Leading employers were left with more than 1,000 vacancies last year as they were “gazumped” by students who accepted a job but then took a better offer.
Many organisations have been forced to review graduate programmes to adapt to a new generation of sharp-elbowed students ready to renege on a deal at the last minute. It marks a complete reversal of the post-financial crisis years when employers scaled back recruitment and students were likely to be glad of any graduate job offer.
In recent years, fierce competition among recruiters forced many to hire second-year students who had completed summer internships, and then wait a year for them to graduate before they could start work. When students began turning down such agreements months later, some recruiters found it was too late to find other able students to fill the posts because most had accepted positions elsewhere.

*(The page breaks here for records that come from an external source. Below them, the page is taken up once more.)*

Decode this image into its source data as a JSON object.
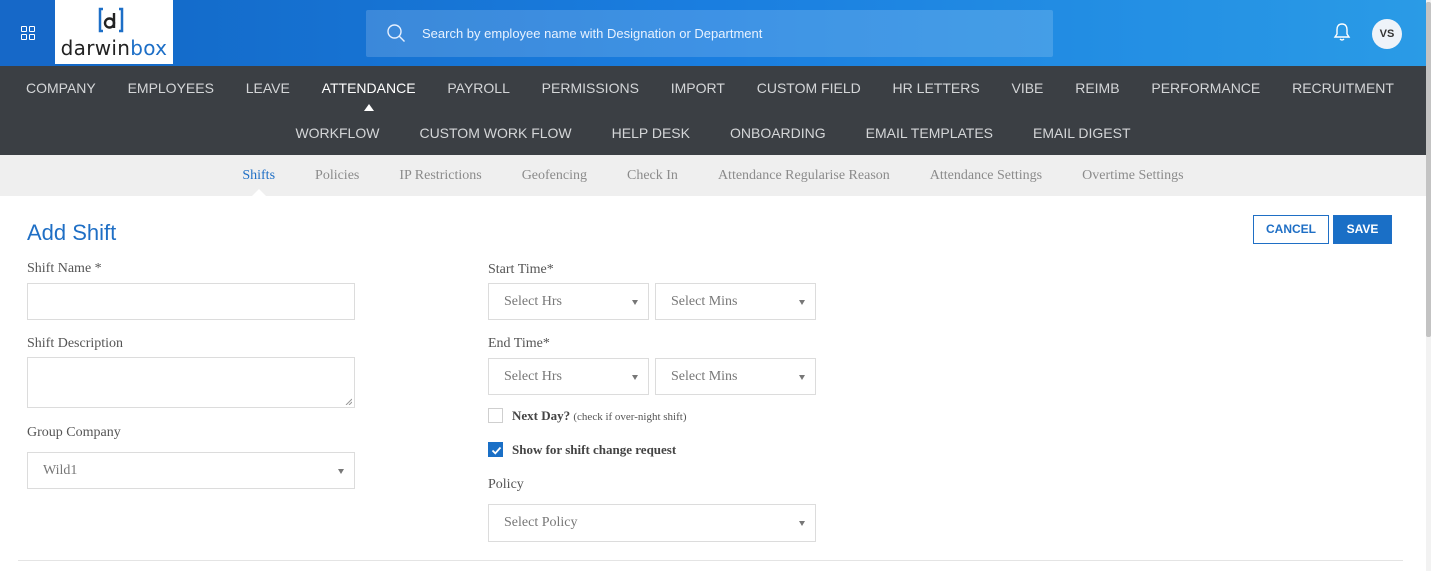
{
  "header": {
    "logo_prefix": "darwin",
    "logo_suffix": "box",
    "search_placeholder": "Search by employee name with Designation or Department",
    "avatar_initials": "VS"
  },
  "main_nav": {
    "row1": [
      "COMPANY",
      "EMPLOYEES",
      "LEAVE",
      "ATTENDANCE",
      "PAYROLL",
      "PERMISSIONS",
      "IMPORT",
      "CUSTOM FIELD",
      "HR LETTERS",
      "VIBE",
      "REIMB",
      "PERFORMANCE",
      "RECRUITMENT"
    ],
    "row2": [
      "WORKFLOW",
      "CUSTOM WORK FLOW",
      "HELP DESK",
      "ONBOARDING",
      "EMAIL TEMPLATES",
      "EMAIL DIGEST"
    ],
    "active": "ATTENDANCE"
  },
  "sub_nav": {
    "items": [
      "Shifts",
      "Policies",
      "IP Restrictions",
      "Geofencing",
      "Check In",
      "Attendance Regularise Reason",
      "Attendance Settings",
      "Overtime Settings"
    ],
    "active": "Shifts"
  },
  "form": {
    "title": "Add Shift",
    "cancel_label": "CANCEL",
    "save_label": "SAVE",
    "shift_name_label": "Shift Name *",
    "shift_name_value": "",
    "shift_description_label": "Shift Description",
    "shift_description_value": "",
    "group_company_label": "Group Company",
    "group_company_value": "Wild1",
    "start_time_label": "Start Time*",
    "start_hrs": "Select Hrs",
    "start_mins": "Select Mins",
    "end_time_label": "End Time*",
    "end_hrs": "Select Hrs",
    "end_mins": "Select Mins",
    "next_day_label": "Next Day?",
    "next_day_hint": "(check if over-night shift)",
    "next_day_checked": false,
    "show_shift_change_label": "Show for shift change request",
    "show_shift_change_checked": true,
    "policy_label": "Policy",
    "policy_value": "Select Policy"
  },
  "colors": {
    "brand_blue": "#1a6fc6",
    "nav_bg": "#3b3f44",
    "subnav_bg": "#efefef"
  }
}
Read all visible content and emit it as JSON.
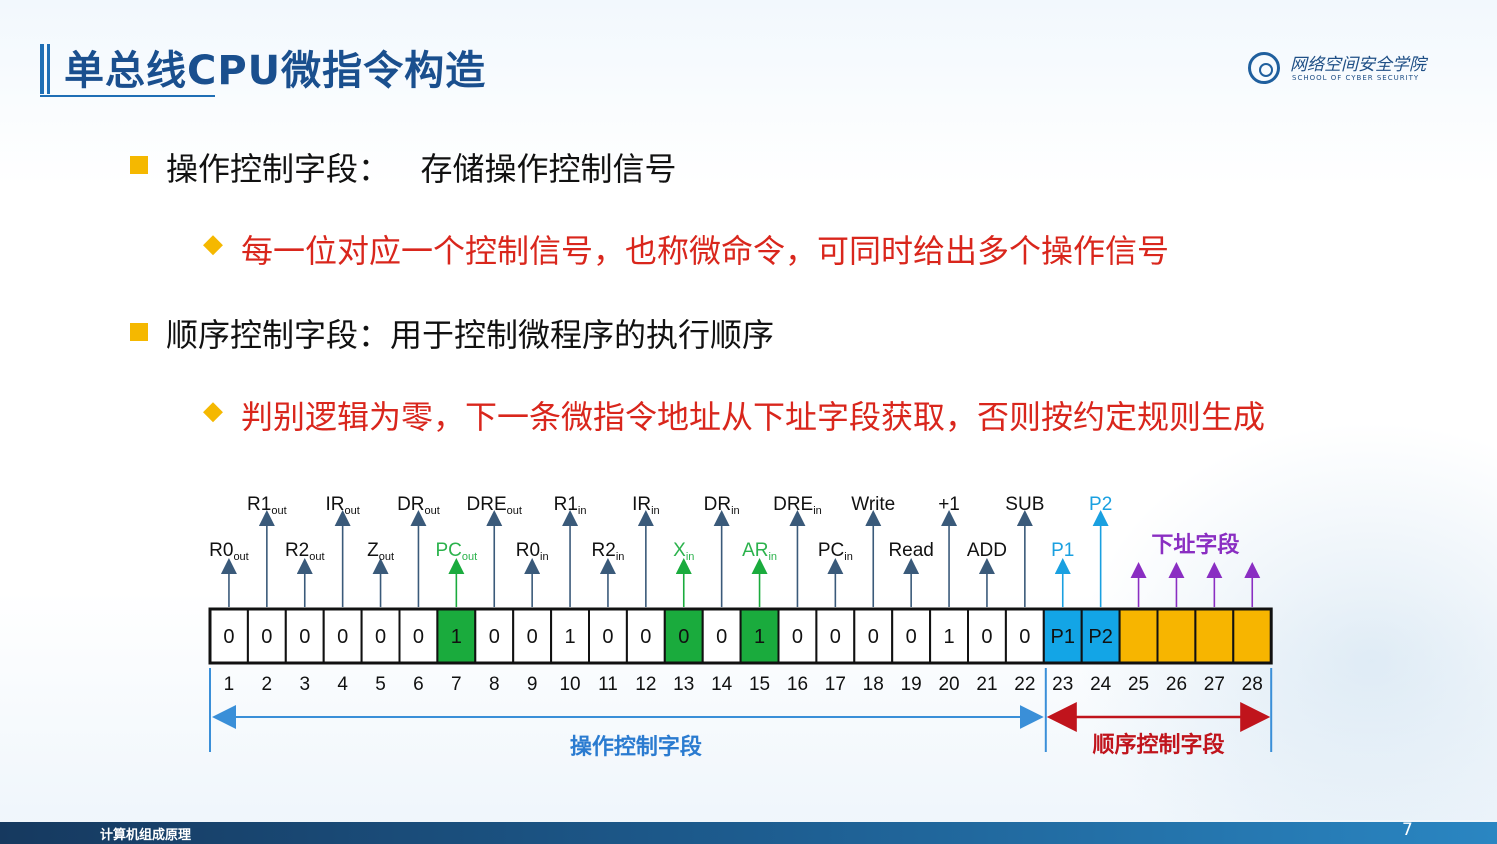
{
  "slide": {
    "title": "单总线CPU微指令构造",
    "logo": {
      "cn": "网络空间安全学院",
      "en": "SCHOOL OF CYBER SECURITY"
    },
    "footer": "计算机组成原理",
    "page": "7"
  },
  "bullets": [
    {
      "text": "操作控制字段：   存储操作控制信号",
      "sub": "每一位对应一个控制信号，也称微命令，可同时给出多个操作信号"
    },
    {
      "text": "顺序控制字段：用于控制微程序的执行顺序",
      "sub": "判别逻辑为零，下一条微指令地址从下址字段获取，否则按约定规则生成"
    }
  ],
  "diagram": {
    "bits": [
      "0",
      "0",
      "0",
      "0",
      "0",
      "0",
      "1",
      "0",
      "0",
      "1",
      "0",
      "0",
      "0",
      "0",
      "1",
      "0",
      "0",
      "0",
      "0",
      "1",
      "0",
      "0",
      "P1",
      "P2",
      "",
      "",
      "",
      ""
    ],
    "bit_colors": [
      "none",
      "none",
      "none",
      "none",
      "none",
      "none",
      "green",
      "none",
      "none",
      "none",
      "none",
      "none",
      "green",
      "none",
      "green",
      "none",
      "none",
      "none",
      "none",
      "none",
      "none",
      "none",
      "blue",
      "blue",
      "yellow",
      "yellow",
      "yellow",
      "yellow"
    ],
    "bit_numbers": [
      "1",
      "2",
      "3",
      "4",
      "5",
      "6",
      "7",
      "8",
      "9",
      "10",
      "11",
      "12",
      "13",
      "14",
      "15",
      "16",
      "17",
      "18",
      "19",
      "20",
      "21",
      "22",
      "23",
      "24",
      "25",
      "26",
      "27",
      "28"
    ],
    "signals": [
      {
        "bit": 1,
        "base": "R0",
        "sub": "out",
        "row": "low",
        "color": "#111111"
      },
      {
        "bit": 2,
        "base": "R1",
        "sub": "out",
        "row": "high",
        "color": "#111111"
      },
      {
        "bit": 3,
        "base": "R2",
        "sub": "out",
        "row": "low",
        "color": "#111111"
      },
      {
        "bit": 4,
        "base": "IR",
        "sub": "out",
        "row": "high",
        "color": "#111111"
      },
      {
        "bit": 5,
        "base": "Z",
        "sub": "out",
        "row": "low",
        "color": "#111111"
      },
      {
        "bit": 6,
        "base": "DR",
        "sub": "out",
        "row": "high",
        "color": "#111111"
      },
      {
        "bit": 7,
        "base": "PC",
        "sub": "out",
        "row": "low",
        "color": "#2bb24c"
      },
      {
        "bit": 8,
        "base": "DRE",
        "sub": "out",
        "row": "high",
        "color": "#111111"
      },
      {
        "bit": 9,
        "base": "R0",
        "sub": "in",
        "row": "low",
        "color": "#111111"
      },
      {
        "bit": 10,
        "base": "R1",
        "sub": "in",
        "row": "high",
        "color": "#111111"
      },
      {
        "bit": 11,
        "base": "R2",
        "sub": "in",
        "row": "low",
        "color": "#111111"
      },
      {
        "bit": 12,
        "base": "IR",
        "sub": "in",
        "row": "high",
        "color": "#111111"
      },
      {
        "bit": 13,
        "base": "X",
        "sub": "in",
        "row": "low",
        "color": "#2bb24c"
      },
      {
        "bit": 14,
        "base": "DR",
        "sub": "in",
        "row": "high",
        "color": "#111111"
      },
      {
        "bit": 15,
        "base": "AR",
        "sub": "in",
        "row": "low",
        "color": "#2bb24c"
      },
      {
        "bit": 16,
        "base": "DRE",
        "sub": "in",
        "row": "high",
        "color": "#111111"
      },
      {
        "bit": 17,
        "base": "PC",
        "sub": "in",
        "row": "low",
        "color": "#111111"
      },
      {
        "bit": 18,
        "base": "Write",
        "sub": "",
        "row": "high",
        "color": "#111111"
      },
      {
        "bit": 19,
        "base": "Read",
        "sub": "",
        "row": "low",
        "color": "#111111"
      },
      {
        "bit": 20,
        "base": "+1",
        "sub": "",
        "row": "high",
        "color": "#111111"
      },
      {
        "bit": 21,
        "base": "ADD",
        "sub": "",
        "row": "low",
        "color": "#111111"
      },
      {
        "bit": 22,
        "base": "SUB",
        "sub": "",
        "row": "high",
        "color": "#111111"
      },
      {
        "bit": 23,
        "base": "P1",
        "sub": "",
        "row": "low",
        "color": "#1aa0e0"
      },
      {
        "bit": 24,
        "base": "P2",
        "sub": "",
        "row": "high",
        "color": "#1aa0e0"
      }
    ],
    "next_addr_label": "下址字段",
    "op_field_label": "操作控制字段",
    "seq_field_label": "顺序控制字段",
    "colors": {
      "green": "#1aab3d",
      "blue": "#13a5e6",
      "yellow": "#f7b500",
      "arrow": "#3a5a7a",
      "purple": "#8a2ec2",
      "dim_blue": "#3a8fd8",
      "dim_red": "#c0141c",
      "op_label": "#2a7bd0",
      "seq_label": "#c0141c",
      "next_label": "#8a2ec2"
    }
  }
}
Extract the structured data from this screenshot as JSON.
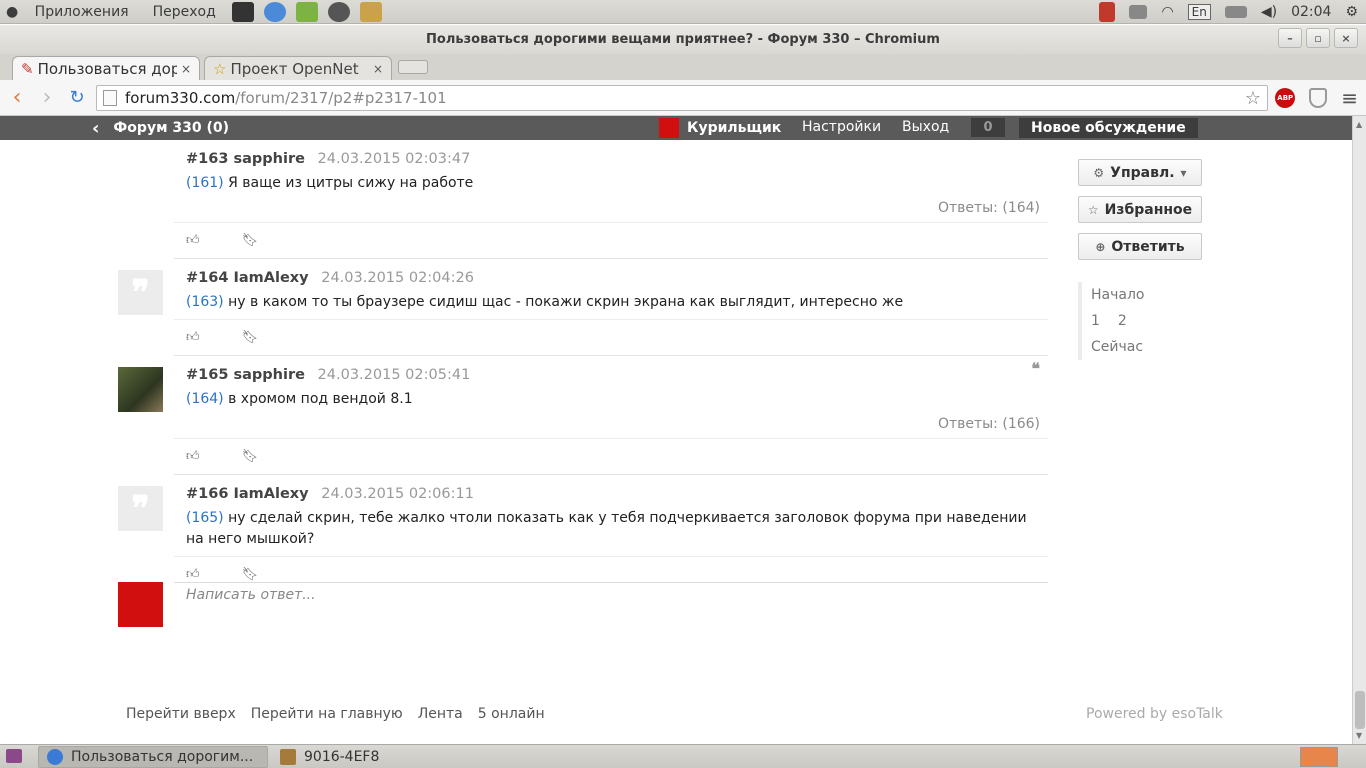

A survey by High Fliers Research, a specialist market research company, found there were 1,074 unfilled graduate posts last year. The biggest shortfalls were in the public sector, with 272 vacancies, accountancy with 261, the media with 172 and banking with 231. Martin Birchall, the managing director, said: “It’s clear that our brightest graduates are becoming increasingly choosy.”